## Task:
Every entry below needs to be copied exactly.

## Records drawn from a dataset:
=====
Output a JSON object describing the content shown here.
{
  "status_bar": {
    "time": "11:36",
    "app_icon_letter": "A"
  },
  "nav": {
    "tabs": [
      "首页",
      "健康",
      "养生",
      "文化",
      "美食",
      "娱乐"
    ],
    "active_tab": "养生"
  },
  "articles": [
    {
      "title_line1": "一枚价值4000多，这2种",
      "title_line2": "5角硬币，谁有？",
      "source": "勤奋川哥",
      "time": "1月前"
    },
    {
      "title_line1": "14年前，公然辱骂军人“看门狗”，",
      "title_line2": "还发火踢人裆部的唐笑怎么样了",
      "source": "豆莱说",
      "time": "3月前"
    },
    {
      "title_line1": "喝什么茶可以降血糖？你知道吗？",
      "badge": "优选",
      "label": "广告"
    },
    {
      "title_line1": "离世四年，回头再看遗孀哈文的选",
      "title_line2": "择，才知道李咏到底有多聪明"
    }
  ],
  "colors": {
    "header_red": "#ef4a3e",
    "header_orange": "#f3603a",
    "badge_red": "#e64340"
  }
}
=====
## Expected answer:
Output a JSON object describing the content shown here.
{
  "status_bar": {
    "time": "11:36",
    "app_icon_letter": "A"
  },
  "nav": {
    "tabs": [
      "首页",
      "健康",
      "养生",
      "文化",
      "美食",
      "娱乐"
    ],
    "active_tab": "养生"
  },
  "articles": [
    {
      "title_line1": "一枚价值4000多，这2种",
      "title_line2": "5角硬币，谁有？",
      "source": "勤奋川哥",
      "time": "1月前"
    },
    {
      "title_line1": "14年前，公然辱骂军人“看门狗”，",
      "title_line2": "还发火踢人裆部的唐笑怎么样了",
      "source": "豆莱说",
      "time": "3月前"
    },
    {
      "title_line1": "喝什么茶可以降血糖？你知道吗？",
      "badge": "优选",
      "label": "广告"
    },
    {
      "title_line1": "离世四年，回头再看遗孀哈文的选",
      "title_line2": "择，才知道李咏到底有多聪明"
    }
  ],
  "colors": {
    "header_red": "#ef4a3e",
    "header_orange": "#f3603a",
    "badge_red": "#e64340"
  }
}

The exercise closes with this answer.